The council held a series of estate-wide drop-ins where residents have had the opportunity to feedback on what they would like to see from any scenarios that involve redevelopment. This helped establish a series of design principles and formed priorities such as open space, community facilities and dual aspect views from homes.
Refurbishment options were explored, including what the cost and logistics of delivery, with resident meetings and the CFG. We also opened the books to residents around viability, discussing revenues (such as contractor profit), costs and the land acquisition value.
Residents have visited different exemplar regeneration schemes in three different London boroughs. The schemes ranged from refurbishment and redevelopment, to infills and new builds. Ebury Bridge residents had the chance to talk with tenants and leaseholders at these schemes and share experiences, concerns and expertise.
The Ebury Bridge newsletter was launched in August 2017, providing regular project updates, initially every two weeks. This is supported by updates on the Ebury Bridge website, alongside letters posted to residents regarding key events.
The development of the Ebury Bridge Renewal Project is presented below, with the latest update at the top of the page. To read about the scheme from its beginnings, please use the button below.
With Scenario 7 selected, officers worked with residents from across the estate to understand their rehousing needs and preferences. This approach informed the housing requirements for returning residents and allowed us to structure the phasing of development to ensure mixed tenure housing would be present throughout the development. The majority of residents will now benefit from one move, straight into their new home.
Through Westminster City Council’s Wholly Owned Company (WOC), the council committed to taking the lead as landlord and developer on Phase 1 of the project. This phase will see 216 new homes built, of which at least 175 will be affordable. The council then began the procurement process, inviting bids from design and build contractors to partner with us on the Phase 1 delivery.
Putting resident engagement at the heart of plans, the council thoroughly explored the way forward for the future of Ebury Bridge. A long list of scenarios was developed, ranging from refurbishment through to full redevelopment and a number of hybrid options. For each scenario, the CFG, officers and residents went through a methodical assessment.
As part of the design process Ebury residents had the opportunity to be informed and engaged through each of our resident engagement channels to build a scheme that worked for them.
Following the detailed options assessment process, Westminster City Council commenced consultation with residents on the preferred scenario which involved the full redevelopment of the estate and the creation of 750 new high quality homes, facilities, retail units and public spaces.
Following this consultation, the council’s cabinet approved the preferred scenario and authorised officers to work up in detail the scheme and identify the best delivery route.
In June 2017, following challenges with a previous scheme, Westminster City Council made a commitment to Ebury Bridge residents that any new proposals put forward would be able to attract a delivery partner and could be delivered.
An industry leading design team was recruited to analyse the estate, work up proposals and explore the various options for a renewed Ebury Bridge.
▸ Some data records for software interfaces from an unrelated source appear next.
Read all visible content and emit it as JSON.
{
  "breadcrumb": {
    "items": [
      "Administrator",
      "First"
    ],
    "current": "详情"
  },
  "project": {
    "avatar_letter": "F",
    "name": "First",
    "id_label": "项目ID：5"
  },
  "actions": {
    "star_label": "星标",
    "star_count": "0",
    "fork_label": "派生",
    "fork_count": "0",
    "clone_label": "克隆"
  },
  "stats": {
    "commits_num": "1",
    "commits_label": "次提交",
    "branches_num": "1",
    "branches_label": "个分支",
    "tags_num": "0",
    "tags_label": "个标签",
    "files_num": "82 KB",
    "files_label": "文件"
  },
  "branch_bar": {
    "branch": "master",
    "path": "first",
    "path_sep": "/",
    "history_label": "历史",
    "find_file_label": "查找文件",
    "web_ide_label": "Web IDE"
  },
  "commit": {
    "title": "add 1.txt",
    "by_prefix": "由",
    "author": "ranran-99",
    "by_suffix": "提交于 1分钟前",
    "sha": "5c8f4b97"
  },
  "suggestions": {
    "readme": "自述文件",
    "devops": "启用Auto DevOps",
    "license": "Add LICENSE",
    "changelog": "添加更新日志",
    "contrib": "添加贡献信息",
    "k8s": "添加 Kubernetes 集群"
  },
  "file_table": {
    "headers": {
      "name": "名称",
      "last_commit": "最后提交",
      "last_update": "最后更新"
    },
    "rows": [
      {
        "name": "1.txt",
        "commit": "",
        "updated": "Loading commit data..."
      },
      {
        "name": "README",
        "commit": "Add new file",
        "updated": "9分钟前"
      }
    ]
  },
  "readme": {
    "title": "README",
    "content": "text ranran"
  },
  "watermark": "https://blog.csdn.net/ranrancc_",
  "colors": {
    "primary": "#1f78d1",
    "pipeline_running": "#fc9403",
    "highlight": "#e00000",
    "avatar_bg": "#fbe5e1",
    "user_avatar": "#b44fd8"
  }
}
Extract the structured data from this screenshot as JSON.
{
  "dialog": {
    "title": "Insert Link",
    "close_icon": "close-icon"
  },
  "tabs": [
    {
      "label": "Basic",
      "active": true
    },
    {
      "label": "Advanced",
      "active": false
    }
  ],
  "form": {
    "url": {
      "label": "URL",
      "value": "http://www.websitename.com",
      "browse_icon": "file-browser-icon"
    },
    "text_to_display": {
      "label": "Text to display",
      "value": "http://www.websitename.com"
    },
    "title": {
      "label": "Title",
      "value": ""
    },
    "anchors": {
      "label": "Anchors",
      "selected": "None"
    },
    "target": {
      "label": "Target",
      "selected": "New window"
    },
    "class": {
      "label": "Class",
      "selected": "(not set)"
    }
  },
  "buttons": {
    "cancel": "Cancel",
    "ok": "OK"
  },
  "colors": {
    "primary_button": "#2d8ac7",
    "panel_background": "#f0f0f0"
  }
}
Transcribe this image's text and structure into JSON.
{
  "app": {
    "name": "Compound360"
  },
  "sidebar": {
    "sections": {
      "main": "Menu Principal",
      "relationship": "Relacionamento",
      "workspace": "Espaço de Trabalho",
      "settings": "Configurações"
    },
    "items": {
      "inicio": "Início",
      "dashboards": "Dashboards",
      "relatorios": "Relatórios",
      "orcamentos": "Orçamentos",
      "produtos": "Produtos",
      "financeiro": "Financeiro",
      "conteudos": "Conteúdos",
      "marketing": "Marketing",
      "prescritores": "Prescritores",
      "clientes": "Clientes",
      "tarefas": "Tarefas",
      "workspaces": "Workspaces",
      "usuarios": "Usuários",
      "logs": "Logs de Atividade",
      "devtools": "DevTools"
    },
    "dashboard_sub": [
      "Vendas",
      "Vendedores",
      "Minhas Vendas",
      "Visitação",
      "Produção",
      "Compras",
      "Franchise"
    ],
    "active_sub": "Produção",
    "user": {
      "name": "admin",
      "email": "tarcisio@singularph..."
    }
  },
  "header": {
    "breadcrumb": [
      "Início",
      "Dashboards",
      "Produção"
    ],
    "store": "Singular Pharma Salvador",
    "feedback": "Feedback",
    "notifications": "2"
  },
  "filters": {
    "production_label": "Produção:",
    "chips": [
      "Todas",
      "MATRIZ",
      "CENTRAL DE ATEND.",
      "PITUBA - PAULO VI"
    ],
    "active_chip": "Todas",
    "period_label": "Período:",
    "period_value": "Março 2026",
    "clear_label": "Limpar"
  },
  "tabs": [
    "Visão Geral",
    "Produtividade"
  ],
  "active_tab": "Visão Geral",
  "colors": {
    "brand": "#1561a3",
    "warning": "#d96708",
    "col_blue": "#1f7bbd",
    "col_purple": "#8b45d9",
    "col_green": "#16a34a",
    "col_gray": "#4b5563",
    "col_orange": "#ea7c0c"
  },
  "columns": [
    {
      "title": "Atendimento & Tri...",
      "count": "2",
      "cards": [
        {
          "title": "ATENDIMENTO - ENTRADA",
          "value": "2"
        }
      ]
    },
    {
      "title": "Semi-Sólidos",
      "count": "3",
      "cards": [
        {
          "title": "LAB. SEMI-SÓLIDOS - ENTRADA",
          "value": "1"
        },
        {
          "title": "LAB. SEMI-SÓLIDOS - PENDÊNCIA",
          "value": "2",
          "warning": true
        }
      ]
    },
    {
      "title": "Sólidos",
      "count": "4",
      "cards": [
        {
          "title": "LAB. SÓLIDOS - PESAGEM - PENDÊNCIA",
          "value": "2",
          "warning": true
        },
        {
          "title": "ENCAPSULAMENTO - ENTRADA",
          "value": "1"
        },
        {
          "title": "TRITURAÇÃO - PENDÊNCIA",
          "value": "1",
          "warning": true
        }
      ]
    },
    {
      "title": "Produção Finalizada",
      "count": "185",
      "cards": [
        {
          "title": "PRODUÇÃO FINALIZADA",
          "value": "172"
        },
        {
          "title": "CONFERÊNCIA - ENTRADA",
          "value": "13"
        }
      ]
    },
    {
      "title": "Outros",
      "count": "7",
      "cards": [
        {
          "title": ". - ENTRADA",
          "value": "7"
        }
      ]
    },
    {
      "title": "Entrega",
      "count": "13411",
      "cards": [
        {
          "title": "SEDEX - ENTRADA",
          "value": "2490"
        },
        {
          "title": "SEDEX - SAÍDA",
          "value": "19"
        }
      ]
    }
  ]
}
On 25th October 2017, the Community Futures Group (CFG) was established with residents to work with the council on key decisions. The CFG continues to play an instrumental role in each element of the renewal process.